Why sociocracy works

Studies have shown greater staff commitment, lower sick leave, greater creativity and fewer meetings. The model is a win-win-win for investors or donors, management, staff.

Sociocracy vests the power to rule in the “socios,” that is, in the people who regularly interact with one another and have a common aim. Each member of the “socios” has a voice that cannot be ignored in the managing of the organization. In contrast, democracy vests the power to rule in the “demos,” that is, a collection of people who may or may not know each other and have only general aims in common – such as the right running of a country. The majority of the “demos” can ignore the minority of the “demos” as they make their decisions. In an autocratically structured organization, the power to rule is vested in an “auto,” a single person. That executive can ignore the rest of the organization as he or she makes decisions. Businesses and nonprofit organizations, including residential care facilities, are typically autocratic. However, an Organizational structure_with starsorganization can become sociocratic simply by overlaying a policy making “circle structure” over its existing autocratic structure. On the surface, there may seem to be little difference in day-to-day operations, but the organization quickly blossoms with energy and creativity.

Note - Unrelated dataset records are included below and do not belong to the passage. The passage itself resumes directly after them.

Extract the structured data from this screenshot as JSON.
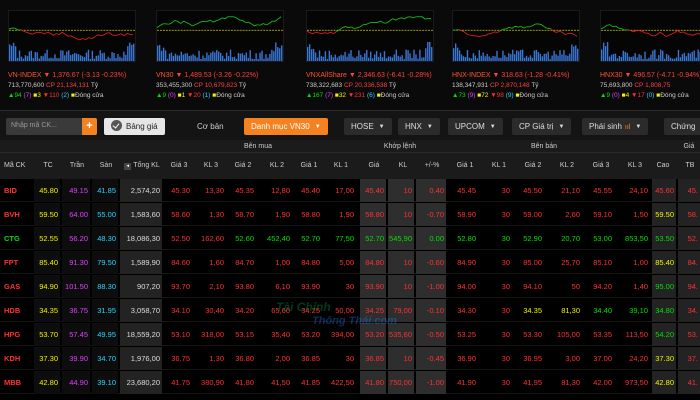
{
  "indices": [
    {
      "name": "VN-INDEX",
      "value": "1,376.67",
      "change": "(-3.13 -0.23%)",
      "vol": "713,770,600",
      "cp": "CP 21,134,131",
      "unit": "Tỷ",
      "up": "94",
      "ref": "(7)",
      "dn": "110",
      "ceil": "(2)",
      "floor": "3",
      "status": "Đóng cửa"
    },
    {
      "name": "VN30",
      "value": "1,489.53",
      "change": "(-3.26 -0.22%)",
      "vol": "353,455,300",
      "cp": "CP 10,679,823",
      "unit": "Tỷ",
      "up": "9",
      "ref": "(0)",
      "dn": "20",
      "ceil": "(1)",
      "floor": "1",
      "status": "Đóng cửa"
    },
    {
      "name": "VNXAllShare",
      "value": "2,346.63",
      "change": "(-6.41 -0.28%)",
      "vol": "738,322,683",
      "cp": "CP 20,336,538",
      "unit": "Tỷ",
      "up": "167",
      "ref": "(7)",
      "dn": "231",
      "ceil": "(6)",
      "floor": "32",
      "status": "Đóng cửa"
    },
    {
      "name": "HNX-INDEX",
      "value": "318.63",
      "change": "(-1.28 -0.41%)",
      "vol": "138,347,931",
      "cp": "CP 2,870,148",
      "unit": "Tỷ",
      "up": "73",
      "ref": "(9)",
      "dn": "98",
      "ceil": "(9)",
      "floor": "72",
      "status": "Đóng cửa"
    },
    {
      "name": "HNX30",
      "value": "496.57",
      "change": "(-4.71 -0.94%)",
      "vol": "75,693,800",
      "cp": "CP 1,808,75",
      "unit": "",
      "up": "9",
      "ref": "(0)",
      "dn": "17",
      "ceil": "(0)",
      "floor": "4",
      "status": "Đóng cửa"
    }
  ],
  "toolbar": {
    "search_placeholder": "Nhập mã CK...",
    "search_btn": "+",
    "bang_gia": "Bảng giá",
    "co_ban": "Cơ bản",
    "danh_muc": "Danh mục VN30",
    "hose": "HOSE",
    "hnx": "HNX",
    "upcom": "UPCOM",
    "cp_gia_tri": "CP Giá trị",
    "phai_sinh": "Phái sinh",
    "chung": "Chứng"
  },
  "headers": {
    "group_buy": "Bên mua",
    "group_match": "Khớp lệnh",
    "group_sell": "Bên bán",
    "group_more": "Giá",
    "ma_ck": "Mã CK",
    "tc": "TC",
    "tran": "Trần",
    "san": "Sàn",
    "tong_kl": "Tổng KL",
    "gia3": "Giá 3",
    "kl3": "KL 3",
    "gia2": "Giá 2",
    "kl2": "KL 2",
    "gia1": "Giá 1",
    "kl1": "KL 1",
    "gia": "Giá",
    "kl": "KL",
    "pm": "+/-%",
    "sgia1": "Giá 1",
    "skl1": "KL 1",
    "sgia2": "Giá 2",
    "skl2": "KL 2",
    "sgia3": "Giá 3",
    "skl3": "KL 3",
    "cao": "Cao",
    "tb": "TB"
  },
  "rows": [
    {
      "sym": "BID",
      "tc": "45.80",
      "tran": "49.15",
      "san": "41.85",
      "tong": "2,574,20",
      "b3": "45.30",
      "bk3": "13,30",
      "b2": "45.35",
      "bk2": "12,80",
      "b1": "45.40",
      "bk1": "17,00",
      "m": "45.40",
      "mk": "10",
      "pm": "0.40",
      "s1": "45.45",
      "sk1": "30",
      "s2": "45.50",
      "sk2": "21,10",
      "s3": "45.55",
      "sk3": "24,10",
      "cao": "45.60",
      "tb": "45."
    },
    {
      "sym": "BVH",
      "tc": "59.50",
      "tran": "64.00",
      "san": "55.00",
      "tong": "1,583,60",
      "b3": "58.60",
      "bk3": "1,30",
      "b2": "58.70",
      "bk2": "1,90",
      "b1": "58.80",
      "bk1": "1,90",
      "m": "58.80",
      "mk": "10",
      "pm": "-0.70",
      "s1": "58.90",
      "sk1": "30",
      "s2": "59.00",
      "sk2": "2,60",
      "s3": "59.10",
      "sk3": "1,50",
      "cao": "59.50",
      "tb": "58."
    },
    {
      "sym": "CTG",
      "tc": "52.55",
      "tran": "56.20",
      "san": "48.30",
      "tong": "18,086,30",
      "b3": "52.50",
      "bk3": "162,60",
      "b2": "52.60",
      "bk2": "452,40",
      "b1": "52.70",
      "bk1": "77,50",
      "m": "52.70",
      "mk": "545,90",
      "pm": "0.00",
      "s1": "52.80",
      "sk1": "30",
      "s2": "52.90",
      "sk2": "20,70",
      "s3": "53.00",
      "sk3": "853,50",
      "cao": "53.50",
      "tb": "52."
    },
    {
      "sym": "FPT",
      "tc": "85.40",
      "tran": "91.30",
      "san": "79.50",
      "tong": "1,589,90",
      "b3": "84.60",
      "bk3": "1,60",
      "b2": "84.70",
      "bk2": "1,00",
      "b1": "84.80",
      "bk1": "5,00",
      "m": "84.80",
      "mk": "10",
      "pm": "-0.60",
      "s1": "84.90",
      "sk1": "30",
      "s2": "85.00",
      "sk2": "25,70",
      "s3": "85.10",
      "sk3": "1,00",
      "cao": "85.40",
      "tb": "84."
    },
    {
      "sym": "GAS",
      "tc": "94.90",
      "tran": "101.50",
      "san": "88.30",
      "tong": "907,20",
      "b3": "93.70",
      "bk3": "2,10",
      "b2": "93.80",
      "bk2": "6,10",
      "b1": "93.90",
      "bk1": "30",
      "m": "93.90",
      "mk": "10",
      "pm": "-1.00",
      "s1": "94.00",
      "sk1": "30",
      "s2": "94.10",
      "sk2": "50",
      "s3": "94.20",
      "sk3": "1,40",
      "cao": "95.00",
      "tb": "94."
    },
    {
      "sym": "HDB",
      "tc": "34.35",
      "tran": "36.75",
      "san": "31.95",
      "tong": "3,058,70",
      "b3": "34.10",
      "bk3": "30,40",
      "b2": "34.20",
      "bk2": "65,60",
      "b1": "34.25",
      "bk1": "50,00",
      "m": "34.25",
      "mk": "79,00",
      "pm": "-0.10",
      "s1": "34.30",
      "sk1": "30",
      "s2": "34.35",
      "sk2": "81,30",
      "s3": "34.40",
      "sk3": "39,10",
      "cao": "34.80",
      "tb": "34."
    },
    {
      "sym": "HPG",
      "tc": "53.70",
      "tran": "57.45",
      "san": "49.95",
      "tong": "18,559,20",
      "b3": "53.10",
      "bk3": "318,00",
      "b2": "53.15",
      "bk2": "35,40",
      "b1": "53.20",
      "bk1": "394,00",
      "m": "53.20",
      "mk": "535,60",
      "pm": "-0.50",
      "s1": "53.25",
      "sk1": "30",
      "s2": "53.30",
      "sk2": "105,00",
      "s3": "53.35",
      "sk3": "113,50",
      "cao": "54.20",
      "tb": "53."
    },
    {
      "sym": "KDH",
      "tc": "37.30",
      "tran": "39.90",
      "san": "34.70",
      "tong": "1,976,00",
      "b3": "36.75",
      "bk3": "1,30",
      "b2": "36.80",
      "bk2": "2,00",
      "b1": "36.85",
      "bk1": "30",
      "m": "36.85",
      "mk": "10",
      "pm": "-0.45",
      "s1": "36.90",
      "sk1": "30",
      "s2": "36.95",
      "sk2": "3,00",
      "s3": "37.00",
      "sk3": "24,20",
      "cao": "37.30",
      "tb": "37."
    },
    {
      "sym": "MBB",
      "tc": "42.80",
      "tran": "44.90",
      "san": "39.10",
      "tong": "23,680,20",
      "b3": "41.75",
      "bk3": "380,90",
      "b2": "41.80",
      "bk2": "41,50",
      "b1": "41.85",
      "bk1": "422,50",
      "m": "41.80",
      "mk": "750,00",
      "pm": "-1.00",
      "s1": "41.90",
      "sk1": "30",
      "s2": "41.95",
      "sk2": "81,30",
      "s3": "42.00",
      "sk3": "973,50",
      "cao": "42.80",
      "tb": "41."
    }
  ]
}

In the sociocratic circle-organization model, the basis of decision-making is consent, which uses the principle of no objection. The consent principle has some subtle but important differences from the use of consensus, including the concepts of one’s “range of tolerance” and “reasoned objections.” Those differences make sociocratic processes practical in the context of day-to-day operations.